Assignment: From the entries that follow, report every line in which "Material" occurs.

== Segment start ==

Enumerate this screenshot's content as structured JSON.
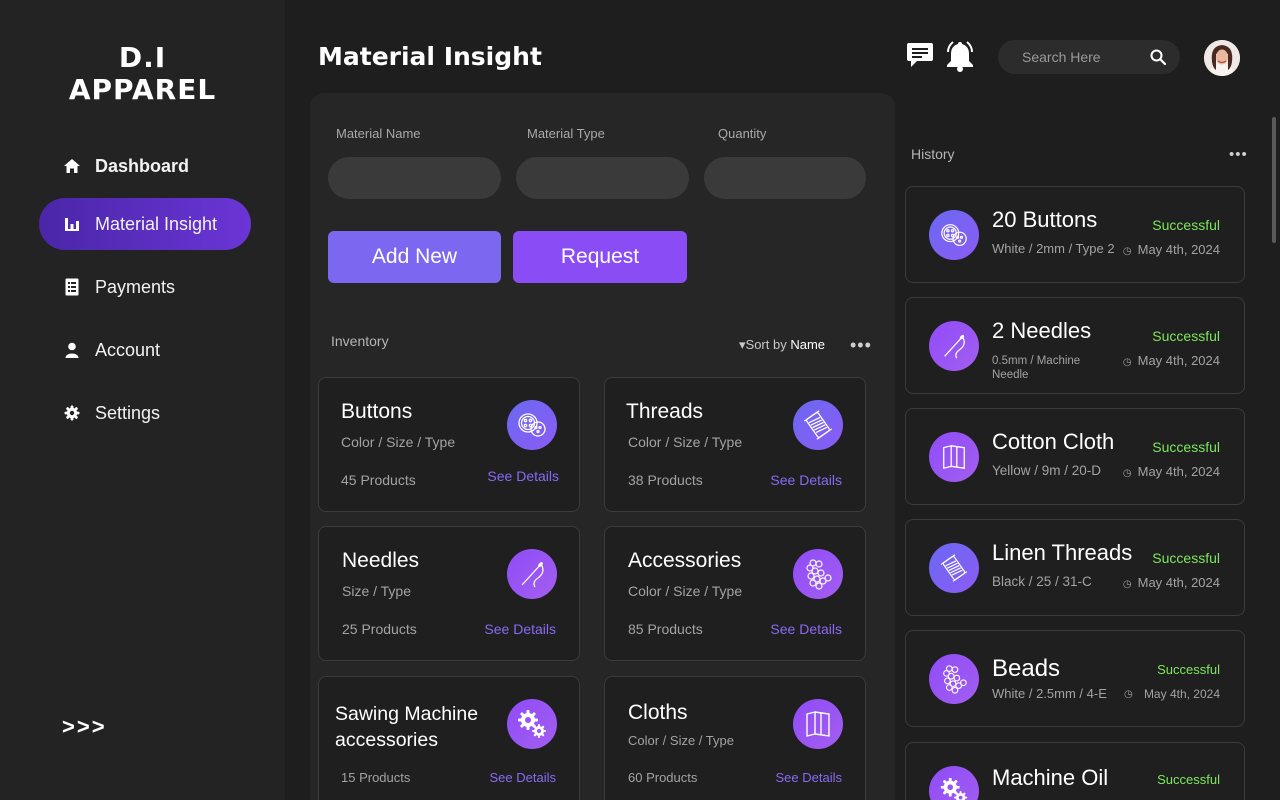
{
  "sidebar": {
    "logo_line1": "D.I",
    "logo_line2": "APPAREL",
    "items": [
      {
        "label": "Dashboard",
        "icon": "home-icon"
      },
      {
        "label": "Material Insight",
        "icon": "bar-chart-icon"
      },
      {
        "label": "Payments",
        "icon": "receipt-icon"
      },
      {
        "label": "Account",
        "icon": "user-icon"
      },
      {
        "label": "Settings",
        "icon": "gear-icon"
      }
    ],
    "expand_label": ">>>"
  },
  "header": {
    "title": "Material Insight",
    "search_placeholder": "Search Here",
    "icons": [
      "chat-icon",
      "bell-icon",
      "search-icon"
    ]
  },
  "form": {
    "material_name_label": "Material Name",
    "material_type_label": "Material Type",
    "quantity_label": "Quantity",
    "add_new_label": "Add New",
    "request_label": "Request"
  },
  "inventory": {
    "label": "Inventory",
    "sort_prefix": "▾Sort by",
    "sort_value": "Name",
    "more": "•••",
    "cards": [
      {
        "title": "Buttons",
        "sub": "Color / Size / Type",
        "count": "45 Products",
        "details": "See Details",
        "icon": "button-icon"
      },
      {
        "title": "Threads",
        "sub": "Color / Size / Type",
        "count": "38 Products",
        "details": "See Details",
        "icon": "thread-spool-icon"
      },
      {
        "title": "Needles",
        "sub": "Size / Type",
        "count": "25 Products",
        "details": "See Details",
        "icon": "needle-icon"
      },
      {
        "title": "Accessories",
        "sub": "Color / Size / Type",
        "count": "85 Products",
        "details": "See Details",
        "icon": "beads-icon"
      },
      {
        "title": "Sawing Machine accessories",
        "sub": "",
        "count": "15 Products",
        "details": "See Details",
        "icon": "gears-icon"
      },
      {
        "title": "Cloths",
        "sub": "Color / Size / Type",
        "count": "60 Products",
        "details": "See Details",
        "icon": "fabric-icon"
      }
    ]
  },
  "history": {
    "label": "History",
    "more": "•••",
    "items": [
      {
        "title": "20 Buttons",
        "sub": "White / 2mm / Type 2",
        "status": "Successful",
        "date": "May 4th, 2024",
        "icon": "button-icon"
      },
      {
        "title": "2 Needles",
        "sub": "0.5mm / Machine Needle",
        "status": "Successful",
        "date": "May 4th, 2024",
        "icon": "needle-icon"
      },
      {
        "title": "Cotton Cloth",
        "sub": "Yellow / 9m / 20-D",
        "status": "Successful",
        "date": "May 4th, 2024",
        "icon": "fabric-icon"
      },
      {
        "title": "Linen Threads",
        "sub": "Black / 25 / 31-C",
        "status": "Successful",
        "date": "May 4th, 2024",
        "icon": "thread-spool-icon"
      },
      {
        "title": "Beads",
        "sub": "White / 2.5mm / 4-E",
        "status": "Successful",
        "date": "May 4th, 2024",
        "icon": "beads-icon"
      },
      {
        "title": "Machine Oil",
        "sub": "",
        "status": "Successful",
        "date": "",
        "icon": "gears-icon"
      }
    ]
  },
  "colors": {
    "accent": "#8a4cf4",
    "success": "#7de65c",
    "link": "#8a6af5",
    "background": "#1e1e1e"
  }
}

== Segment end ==

Output for this task:
        "label": "Material Insight",
    "title": "Material Insight",
    "material_name_label": "Material Name",
    "material_type_label": "Material Type",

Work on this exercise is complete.